Posted at 7:19 AM, Aug 29, 2016
and last updated 2016-08-29 21:18:39-04

SAN DIEGO - The former girlfriend of a man accused of breaking into her Bankers Hill apartment and shooting at police during a five-hour standoff testified Monday that she thought he was having a mental breakdown when he texted and called her about 90 times last Halloween night.

Ashley Davies, testifying at a preliminary hearing for 34-year-old Titus Colbert, said she hadn't seen him in weeks when he started calling that night.

After about 30 calls that she did not pick up, Davies said she answered because "it seemed urgent." Colbert told Davies he could see her, even though he was in Las Vegas, which she called "alarming."

Two days later, Colbert showed up at Davies' apartment building as she was leaving, but he left after she told him somebody would call the police if he caused a scene, the witness testified.

"He seemed distressed, like something was wrong," she said.

Davies said she stayed at her sister's house in Eastlake the next two nights, and Colbert continued to text her with messages about "dead presidents" and "time traveling."

"It didn't make any sense," Davies testified. "He was relentless on trying to see me."

Davies said she drove to her apartment the morning of Nov. 4.

"I got the impression that he (Colbert) would force entry into my house if he needed to," the woman testified.

Davies said she told Colbert that she had texted his mother and he responded, "You going to act ugly.
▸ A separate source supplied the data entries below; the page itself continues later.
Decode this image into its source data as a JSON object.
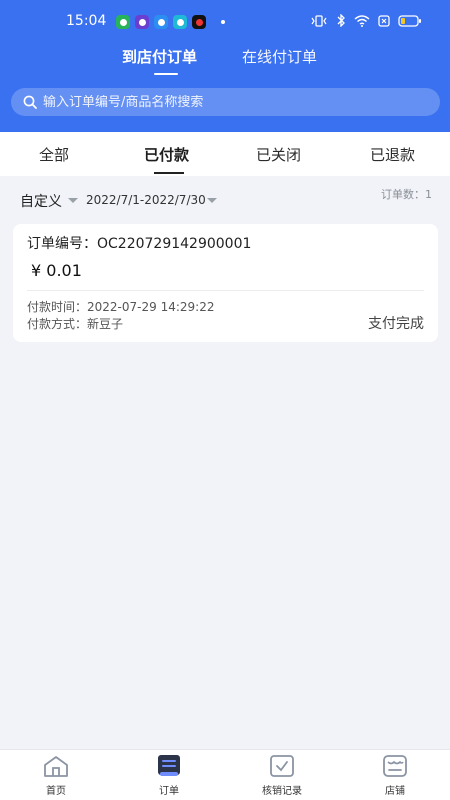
{
  "status_bar": {
    "time": "15:04",
    "app_colors": [
      "#27b35a",
      "#6a3fd0",
      "#2c8ef0",
      "#1fb9d6",
      "#111111"
    ]
  },
  "header": {
    "tabs": [
      {
        "label": "到店付订单",
        "active": true
      },
      {
        "label": "在线付订单",
        "active": false
      }
    ],
    "search_placeholder": "输入订单编号/商品名称搜索"
  },
  "status_tabs": [
    {
      "label": "全部",
      "active": false
    },
    {
      "label": "已付款",
      "active": true
    },
    {
      "label": "已关闭",
      "active": false
    },
    {
      "label": "已退款",
      "active": false
    }
  ],
  "filter": {
    "custom_label": "自定义",
    "date_range": "2022/7/1-2022/7/30",
    "order_count_label": "订单数：1"
  },
  "orders": [
    {
      "order_no_label": "订单编号：",
      "order_no": "OC220729142900001",
      "amount": "¥ 0.01",
      "pay_time_label": "付款时间：",
      "pay_time": "2022-07-29 14:29:22",
      "pay_method_label": "付款方式：",
      "pay_method": "新豆子",
      "status": "支付完成"
    }
  ],
  "bottom_nav": [
    {
      "label": "首页",
      "icon": "home-icon",
      "active": false
    },
    {
      "label": "订单",
      "icon": "order-icon",
      "active": true
    },
    {
      "label": "核销记录",
      "icon": "verify-record-icon",
      "active": false
    },
    {
      "label": "店铺",
      "icon": "store-icon",
      "active": false
    }
  ],
  "colors": {
    "primary": "#3a71f0",
    "background": "#f1f3f8"
  }
}
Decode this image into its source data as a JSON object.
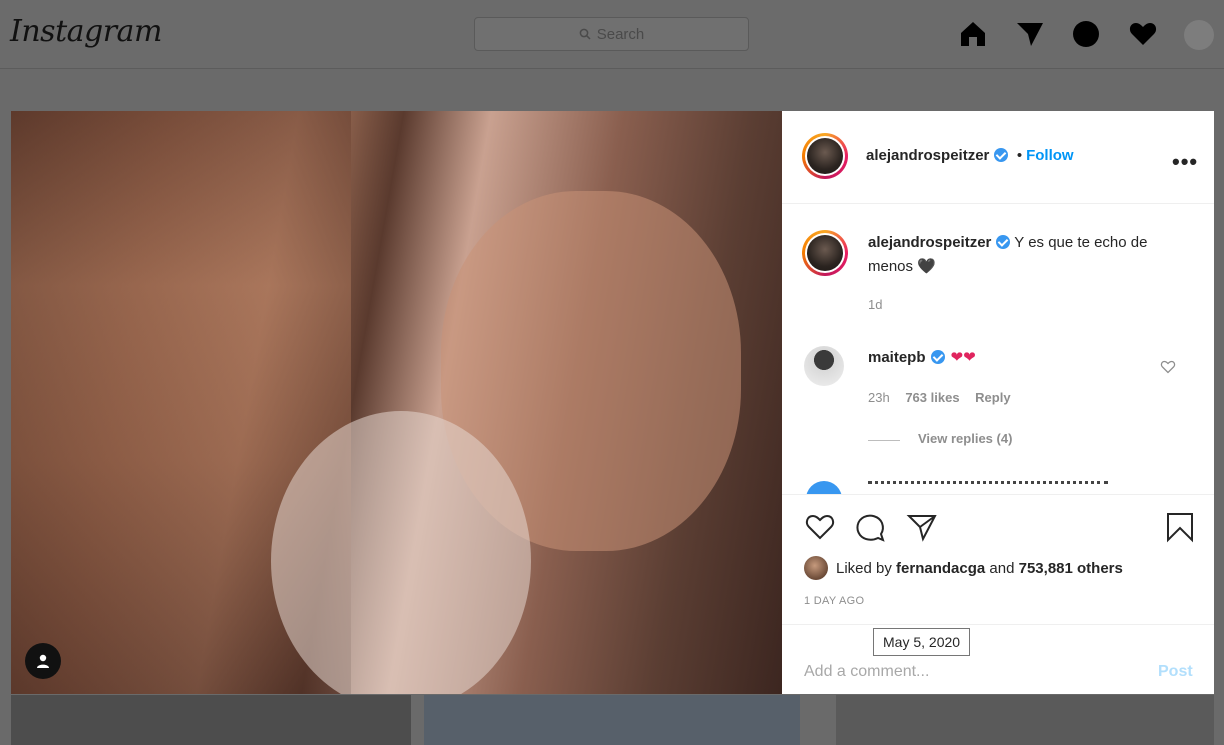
{
  "header": {
    "logo": "Instagram",
    "search_placeholder": "Search"
  },
  "post": {
    "username": "alejandrospeitzer",
    "follow_label": "Follow",
    "separator": "•",
    "caption_text": "Y es que te echo de menos 🖤",
    "caption_age": "1d"
  },
  "comments": [
    {
      "username": "maitepb",
      "text": "❤❤",
      "age": "23h",
      "likes": "763 likes",
      "reply_label": "Reply",
      "view_replies": "View replies (4)"
    }
  ],
  "likes": {
    "prefix": "Liked by",
    "user": "fernandacga",
    "and": "and",
    "others": "753,881 others"
  },
  "time_ago": "1 DAY AGO",
  "tooltip": "May 5, 2020",
  "comment_input": {
    "placeholder": "Add a comment...",
    "post_label": "Post"
  },
  "colors": {
    "accent": "#0095f6",
    "verified": "#3897f0",
    "overlay": "#6a6a6a",
    "heart": "#e0245e"
  },
  "icons": [
    "search-icon",
    "home-icon",
    "direct-icon",
    "explore-icon",
    "activity-heart-icon",
    "profile-avatar",
    "like-icon",
    "comment-icon",
    "share-icon",
    "save-icon",
    "user-tag-icon",
    "more-options-icon",
    "verified-badge-icon"
  ]
}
It going to get ugly."

At that point, Davies told Colbert she had called the police. She testified that she and Colbert had a history of a domestic violence during their on-and-off relationship.

She said Colbert was a documented gang member and that she was worried he might come to her place with a weapon.

Davies said she called 911 about 9 a.m. and drove to the front of her apartment building. As she was talking with officers, she heard gunfire.

"I remember getting in my car and driving away," she testified. "It was like being in a movie."

When officers checked a rear bedroom of the sixth-floor apartment, Colbert allegedly fired at them from the bedroom, narrowly missing them. One of the officers, Carlos Estrada, returned fire while other patrolmen retreated and called for backup.

During the standoff, Colbert also allegedly fired multiple rounds at two SWAT officers. One of them, eight-year SDPD veteran Matthew Hone, returned fire.

Prior to surrendering, the uninjured defendant disposed of a revolver and a rifle, dropping them to a courtyard below, according to Deputy District Attorney Michael Runyon. A subsequent search of the residence turned up another rifle, and 17 shell casings were recovered inside the apartment, the prosecutor said.

The emergency prompted evacuations, several school lockdowns, road closures and suspensions of incoming flights at nearby Lindbergh Field.

The preliminary hearing resumes Tuesday. At its conclusion, Judge Frederic Link will decide whether enough evidence was presented for Colbert to stand trial on charges of premeditated attempted murder of a peace officer and possession of a firearm by a convicted felon.

Colbert faces 105 years to life in prison if convicted.